## What to produce
When a line below contains the string "Alexandre", show that line.
### Exercise material ###
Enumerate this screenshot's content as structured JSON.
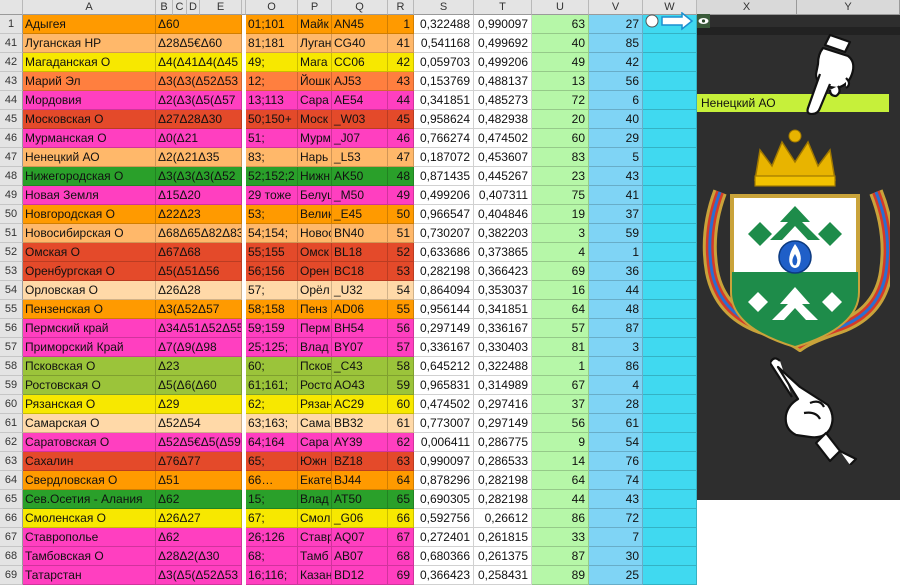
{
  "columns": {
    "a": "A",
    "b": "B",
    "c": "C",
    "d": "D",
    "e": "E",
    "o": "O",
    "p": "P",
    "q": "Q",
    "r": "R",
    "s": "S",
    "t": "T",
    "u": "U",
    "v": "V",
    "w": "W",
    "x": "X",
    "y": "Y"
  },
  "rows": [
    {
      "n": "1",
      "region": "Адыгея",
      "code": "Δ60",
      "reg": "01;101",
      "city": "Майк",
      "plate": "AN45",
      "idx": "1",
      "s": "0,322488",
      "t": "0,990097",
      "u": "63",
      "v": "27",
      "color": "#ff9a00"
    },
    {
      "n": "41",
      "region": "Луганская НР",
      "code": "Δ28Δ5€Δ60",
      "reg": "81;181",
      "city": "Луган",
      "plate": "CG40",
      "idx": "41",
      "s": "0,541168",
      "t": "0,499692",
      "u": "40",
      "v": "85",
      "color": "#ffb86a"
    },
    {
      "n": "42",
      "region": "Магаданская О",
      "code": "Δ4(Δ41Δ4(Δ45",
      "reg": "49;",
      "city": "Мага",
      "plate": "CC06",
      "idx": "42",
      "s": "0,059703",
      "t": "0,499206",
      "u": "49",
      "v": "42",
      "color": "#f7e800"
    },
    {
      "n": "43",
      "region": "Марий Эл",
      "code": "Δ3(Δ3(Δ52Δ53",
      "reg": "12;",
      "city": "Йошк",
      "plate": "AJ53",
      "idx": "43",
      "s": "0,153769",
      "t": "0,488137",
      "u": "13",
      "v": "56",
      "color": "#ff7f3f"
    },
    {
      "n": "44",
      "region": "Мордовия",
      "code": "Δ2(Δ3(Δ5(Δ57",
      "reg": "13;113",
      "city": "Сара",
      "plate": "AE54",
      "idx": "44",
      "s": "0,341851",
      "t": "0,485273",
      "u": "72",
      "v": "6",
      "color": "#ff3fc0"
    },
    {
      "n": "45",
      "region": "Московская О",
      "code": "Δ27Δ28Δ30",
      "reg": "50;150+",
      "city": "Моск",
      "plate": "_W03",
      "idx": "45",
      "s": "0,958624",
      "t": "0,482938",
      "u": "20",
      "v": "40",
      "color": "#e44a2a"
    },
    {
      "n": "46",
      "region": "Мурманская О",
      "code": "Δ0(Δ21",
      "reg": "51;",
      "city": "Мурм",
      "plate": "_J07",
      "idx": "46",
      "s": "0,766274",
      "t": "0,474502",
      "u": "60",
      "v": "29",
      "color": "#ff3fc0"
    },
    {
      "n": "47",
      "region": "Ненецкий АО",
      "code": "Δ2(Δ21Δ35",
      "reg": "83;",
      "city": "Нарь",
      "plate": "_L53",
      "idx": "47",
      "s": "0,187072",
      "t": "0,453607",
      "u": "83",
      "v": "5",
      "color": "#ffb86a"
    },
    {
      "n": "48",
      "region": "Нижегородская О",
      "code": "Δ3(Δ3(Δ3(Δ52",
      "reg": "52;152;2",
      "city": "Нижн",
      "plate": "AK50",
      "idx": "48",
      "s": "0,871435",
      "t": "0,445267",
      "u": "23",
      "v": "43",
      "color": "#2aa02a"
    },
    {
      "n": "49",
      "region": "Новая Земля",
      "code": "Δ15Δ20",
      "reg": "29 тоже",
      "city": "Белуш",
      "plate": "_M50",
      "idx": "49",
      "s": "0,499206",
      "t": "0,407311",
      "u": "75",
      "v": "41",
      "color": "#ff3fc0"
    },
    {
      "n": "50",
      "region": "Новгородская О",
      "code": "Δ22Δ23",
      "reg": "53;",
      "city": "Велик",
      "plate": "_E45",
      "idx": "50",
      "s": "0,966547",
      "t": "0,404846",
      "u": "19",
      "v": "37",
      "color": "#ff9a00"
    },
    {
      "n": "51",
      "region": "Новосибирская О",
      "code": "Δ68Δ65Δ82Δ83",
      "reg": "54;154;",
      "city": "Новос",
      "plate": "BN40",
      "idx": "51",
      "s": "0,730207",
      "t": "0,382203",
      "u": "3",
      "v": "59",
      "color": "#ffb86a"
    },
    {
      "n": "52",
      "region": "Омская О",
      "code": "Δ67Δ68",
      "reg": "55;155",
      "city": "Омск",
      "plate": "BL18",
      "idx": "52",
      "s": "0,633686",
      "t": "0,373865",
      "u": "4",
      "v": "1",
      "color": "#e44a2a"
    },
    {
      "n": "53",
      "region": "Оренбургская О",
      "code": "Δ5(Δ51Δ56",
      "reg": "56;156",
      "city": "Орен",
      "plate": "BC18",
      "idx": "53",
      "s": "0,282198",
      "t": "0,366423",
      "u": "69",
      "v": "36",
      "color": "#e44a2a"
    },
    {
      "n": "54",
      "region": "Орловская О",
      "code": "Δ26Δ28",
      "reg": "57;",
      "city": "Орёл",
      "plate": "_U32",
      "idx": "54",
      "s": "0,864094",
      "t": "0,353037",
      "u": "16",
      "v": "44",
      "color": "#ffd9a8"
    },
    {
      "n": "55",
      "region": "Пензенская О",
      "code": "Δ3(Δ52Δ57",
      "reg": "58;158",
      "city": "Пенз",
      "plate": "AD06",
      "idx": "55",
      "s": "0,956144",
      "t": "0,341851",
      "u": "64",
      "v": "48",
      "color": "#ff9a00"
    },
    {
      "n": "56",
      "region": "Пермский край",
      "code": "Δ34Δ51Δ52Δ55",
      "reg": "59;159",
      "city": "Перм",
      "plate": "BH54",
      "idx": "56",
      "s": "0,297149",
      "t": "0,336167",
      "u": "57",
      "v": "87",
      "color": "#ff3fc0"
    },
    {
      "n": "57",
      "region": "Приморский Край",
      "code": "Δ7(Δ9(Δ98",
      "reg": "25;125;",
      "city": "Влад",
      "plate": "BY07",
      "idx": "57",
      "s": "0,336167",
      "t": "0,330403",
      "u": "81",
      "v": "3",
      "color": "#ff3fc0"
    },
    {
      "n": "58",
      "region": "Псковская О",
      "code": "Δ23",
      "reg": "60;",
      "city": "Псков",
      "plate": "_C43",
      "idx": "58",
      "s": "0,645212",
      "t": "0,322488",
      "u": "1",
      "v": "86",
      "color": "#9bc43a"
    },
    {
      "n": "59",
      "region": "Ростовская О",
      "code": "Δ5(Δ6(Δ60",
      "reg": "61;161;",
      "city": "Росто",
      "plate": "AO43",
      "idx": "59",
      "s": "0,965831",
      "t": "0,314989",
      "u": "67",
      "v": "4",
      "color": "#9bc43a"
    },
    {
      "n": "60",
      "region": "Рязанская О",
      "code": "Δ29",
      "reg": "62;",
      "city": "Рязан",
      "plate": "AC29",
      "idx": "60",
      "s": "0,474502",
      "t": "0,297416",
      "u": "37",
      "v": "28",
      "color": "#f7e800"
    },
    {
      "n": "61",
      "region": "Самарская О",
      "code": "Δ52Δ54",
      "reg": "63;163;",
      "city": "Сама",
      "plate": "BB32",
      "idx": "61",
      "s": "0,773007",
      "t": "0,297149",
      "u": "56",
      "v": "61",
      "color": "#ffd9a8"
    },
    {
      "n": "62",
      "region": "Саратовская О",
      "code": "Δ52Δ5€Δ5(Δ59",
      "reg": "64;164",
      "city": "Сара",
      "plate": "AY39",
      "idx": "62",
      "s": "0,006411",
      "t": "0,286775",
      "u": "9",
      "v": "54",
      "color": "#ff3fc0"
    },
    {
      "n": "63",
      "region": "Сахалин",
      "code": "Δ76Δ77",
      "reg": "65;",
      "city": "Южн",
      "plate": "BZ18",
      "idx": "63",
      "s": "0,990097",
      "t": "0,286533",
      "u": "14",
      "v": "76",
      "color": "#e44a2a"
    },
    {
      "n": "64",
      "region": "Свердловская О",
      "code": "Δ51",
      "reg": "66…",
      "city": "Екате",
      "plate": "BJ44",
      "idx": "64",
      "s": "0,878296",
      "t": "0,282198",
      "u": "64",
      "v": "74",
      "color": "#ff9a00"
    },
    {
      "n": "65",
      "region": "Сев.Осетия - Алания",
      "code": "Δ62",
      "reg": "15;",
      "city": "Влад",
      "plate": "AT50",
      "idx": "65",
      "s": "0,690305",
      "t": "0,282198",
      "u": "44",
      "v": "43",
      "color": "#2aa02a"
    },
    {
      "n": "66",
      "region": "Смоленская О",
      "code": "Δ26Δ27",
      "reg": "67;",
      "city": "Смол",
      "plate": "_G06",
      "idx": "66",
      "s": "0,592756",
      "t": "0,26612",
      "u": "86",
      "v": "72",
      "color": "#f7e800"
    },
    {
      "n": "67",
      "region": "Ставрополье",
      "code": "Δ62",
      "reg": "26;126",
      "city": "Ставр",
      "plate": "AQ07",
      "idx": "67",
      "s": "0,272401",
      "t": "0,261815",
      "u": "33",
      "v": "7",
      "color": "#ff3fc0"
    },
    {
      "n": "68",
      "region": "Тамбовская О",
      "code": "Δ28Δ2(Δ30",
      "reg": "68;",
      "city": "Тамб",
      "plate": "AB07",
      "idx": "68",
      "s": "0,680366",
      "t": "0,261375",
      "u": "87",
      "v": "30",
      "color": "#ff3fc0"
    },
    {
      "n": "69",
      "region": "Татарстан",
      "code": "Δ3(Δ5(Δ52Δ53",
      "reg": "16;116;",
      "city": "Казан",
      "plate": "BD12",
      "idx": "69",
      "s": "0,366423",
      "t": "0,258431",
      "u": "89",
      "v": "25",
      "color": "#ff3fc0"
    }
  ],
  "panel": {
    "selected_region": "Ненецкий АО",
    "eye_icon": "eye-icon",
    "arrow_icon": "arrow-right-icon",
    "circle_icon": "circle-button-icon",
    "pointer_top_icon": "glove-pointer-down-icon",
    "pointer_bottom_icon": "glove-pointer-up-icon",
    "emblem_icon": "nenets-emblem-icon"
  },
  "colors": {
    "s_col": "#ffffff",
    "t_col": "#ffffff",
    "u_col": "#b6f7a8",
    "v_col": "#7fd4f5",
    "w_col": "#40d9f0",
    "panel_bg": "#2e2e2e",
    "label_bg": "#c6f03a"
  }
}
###
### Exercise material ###
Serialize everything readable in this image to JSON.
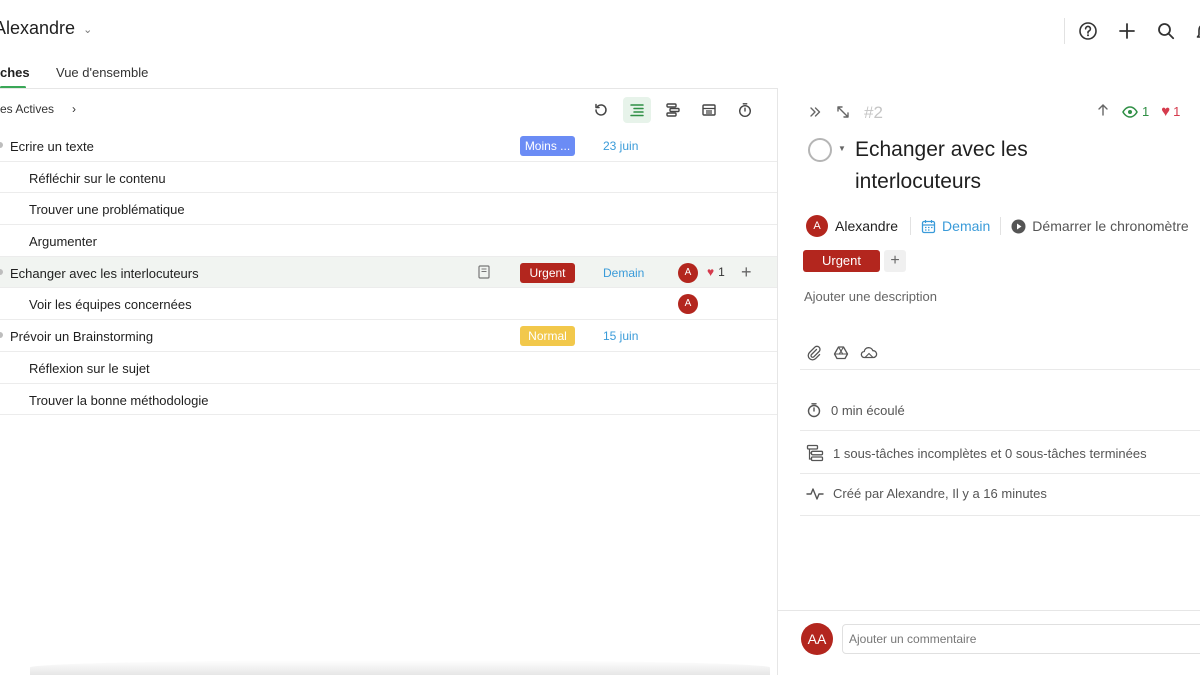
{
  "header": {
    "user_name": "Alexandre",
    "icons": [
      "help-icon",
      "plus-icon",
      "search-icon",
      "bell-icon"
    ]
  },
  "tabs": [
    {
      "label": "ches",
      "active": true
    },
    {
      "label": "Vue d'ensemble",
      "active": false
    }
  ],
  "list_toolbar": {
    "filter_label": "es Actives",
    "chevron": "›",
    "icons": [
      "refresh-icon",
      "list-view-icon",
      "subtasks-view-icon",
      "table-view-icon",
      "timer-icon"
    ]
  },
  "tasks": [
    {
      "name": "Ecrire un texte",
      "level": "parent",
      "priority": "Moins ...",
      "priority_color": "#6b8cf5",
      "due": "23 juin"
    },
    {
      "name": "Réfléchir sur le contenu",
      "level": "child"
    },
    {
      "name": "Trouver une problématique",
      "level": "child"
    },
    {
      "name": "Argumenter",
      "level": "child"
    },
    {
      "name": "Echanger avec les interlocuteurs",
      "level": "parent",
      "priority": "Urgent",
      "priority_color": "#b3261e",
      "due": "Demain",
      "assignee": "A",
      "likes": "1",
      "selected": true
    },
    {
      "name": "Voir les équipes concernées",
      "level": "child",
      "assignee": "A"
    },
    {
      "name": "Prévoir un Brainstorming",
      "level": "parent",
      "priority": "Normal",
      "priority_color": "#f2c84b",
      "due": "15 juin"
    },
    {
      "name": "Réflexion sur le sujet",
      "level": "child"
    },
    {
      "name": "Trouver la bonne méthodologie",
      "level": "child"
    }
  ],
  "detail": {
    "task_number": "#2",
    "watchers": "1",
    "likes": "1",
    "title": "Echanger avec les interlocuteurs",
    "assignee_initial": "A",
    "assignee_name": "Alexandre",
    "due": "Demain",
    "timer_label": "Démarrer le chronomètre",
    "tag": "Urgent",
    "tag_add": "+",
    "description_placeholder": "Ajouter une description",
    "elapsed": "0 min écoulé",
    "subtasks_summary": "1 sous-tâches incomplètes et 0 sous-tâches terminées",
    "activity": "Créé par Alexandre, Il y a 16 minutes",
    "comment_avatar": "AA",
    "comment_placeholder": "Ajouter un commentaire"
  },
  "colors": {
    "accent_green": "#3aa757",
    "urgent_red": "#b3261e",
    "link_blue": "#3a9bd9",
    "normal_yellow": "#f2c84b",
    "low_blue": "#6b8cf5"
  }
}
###
## Result
    "user_name": "Alexandre",
    "assignee_name": "Alexandre",
    "activity": "Créé par Alexandre, Il y a 16 minutes",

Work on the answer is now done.